Some psychologists have proposed theories that emphasize these genetic influences on personality. Some believe that genetics are the primary factor of personality, although I think conditioning also plays a role. Personality traits are hierarchical, with a few basic traits giving rise to a large array of more superficial traits. Genetically determined differences in physiological functioning make some people more vulnerable to behavioral conditioning. I would suggest that people have higher levels of physiological arousal, which allows them to be conditioned by environmental stimuli more easily.
Because of this, such people develop more inhibitions, which make them more shy and uneasy in social situations. Personality development is thought to be primarily governed by the biological maturation of the individual. According to Maslow, the biological factors are important to the personality theory. Physiological and biological needs in conjunction depend upon the same things. Physiological needs are the very basic needs such as air, water, food, sleep, sex, etc. When these are not satisfied people may feel sickness, irritation, pain, discomfort, etc.
These feelings motivate people to focus on alleviating them as soon as possible to establish homeostasis. Once the feelings are alleviated, people may think about other things. The body needs are biological and consists of the needs for air, food, water and a temperature range as do the physiological needs. These needs can be very strong because if deprived over time, the person will die. The relationship of the biological factors to personality is important because an individual is ready to act upon the growth needs if and only if the deficiency needs are met.
When the needs are met people attempt to get more accomplished, therefore causing them to generate their very own personality traits. Looking at the basic aspects of humanistic theory, it is somewhat incompatible with the biological explanations of personality. According to the biological explanation of personality, the general idea of Maslow’s hierarchy is that everyone is born with specific needs. If people do not meet those base needs, they are unable to survive and focus upward within the hierarchy. Also, the biological factors contribute to the importance of behavior, and the nature of healthy growth.
While on the other hand, the humanistic approach is that humans are inherently good, and that a belief in and respect for humanity is important for mental health. On the contrary biological factors of personality are more geared towards the individual while the humanistic theory is more based upon the belief that well developed, successful individuals are best placed to make positive contributions to society. In addition is the idea that psychoanalysis accepts that most aspects of life are outside of individual control, whereas the humanistic theory believes it is based in free will.

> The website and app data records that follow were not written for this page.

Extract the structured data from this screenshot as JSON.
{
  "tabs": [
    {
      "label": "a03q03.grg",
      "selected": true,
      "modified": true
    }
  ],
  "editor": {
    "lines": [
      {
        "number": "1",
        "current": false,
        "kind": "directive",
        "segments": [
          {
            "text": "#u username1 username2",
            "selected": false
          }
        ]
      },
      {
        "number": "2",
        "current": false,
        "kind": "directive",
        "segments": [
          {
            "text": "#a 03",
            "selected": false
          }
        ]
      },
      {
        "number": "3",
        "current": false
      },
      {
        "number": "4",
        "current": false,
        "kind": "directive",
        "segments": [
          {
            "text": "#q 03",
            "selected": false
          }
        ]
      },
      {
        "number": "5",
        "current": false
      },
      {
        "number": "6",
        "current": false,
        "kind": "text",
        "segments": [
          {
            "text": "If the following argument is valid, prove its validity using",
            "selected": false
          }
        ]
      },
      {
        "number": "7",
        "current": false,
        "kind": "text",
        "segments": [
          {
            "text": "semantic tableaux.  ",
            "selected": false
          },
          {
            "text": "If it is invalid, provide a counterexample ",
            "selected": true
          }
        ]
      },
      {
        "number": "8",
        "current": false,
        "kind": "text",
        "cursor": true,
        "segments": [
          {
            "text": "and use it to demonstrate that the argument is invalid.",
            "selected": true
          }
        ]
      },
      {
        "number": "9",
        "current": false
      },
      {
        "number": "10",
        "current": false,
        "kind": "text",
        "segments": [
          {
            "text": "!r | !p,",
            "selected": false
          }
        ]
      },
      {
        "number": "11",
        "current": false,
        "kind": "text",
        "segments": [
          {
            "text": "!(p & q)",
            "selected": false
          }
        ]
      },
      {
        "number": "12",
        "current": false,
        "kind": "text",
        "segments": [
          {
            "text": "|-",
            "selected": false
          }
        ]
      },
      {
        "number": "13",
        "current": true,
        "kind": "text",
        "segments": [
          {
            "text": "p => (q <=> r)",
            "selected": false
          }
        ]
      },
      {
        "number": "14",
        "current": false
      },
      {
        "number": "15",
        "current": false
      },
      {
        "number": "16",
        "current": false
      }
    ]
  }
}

For example, the biological explanation believes in order for a person to develop fully they need to be in an environment that will provide them with genuineness, acceptance and empathy and that without such a nourishing environment healthy personalities and relationships would be unable to flourish. Whereas the humanistic theory suggests that the achievement of happiness is frequently dependent upon achieving, or giving oneself the permission to, investigate and pursue your own deepest interests and desires.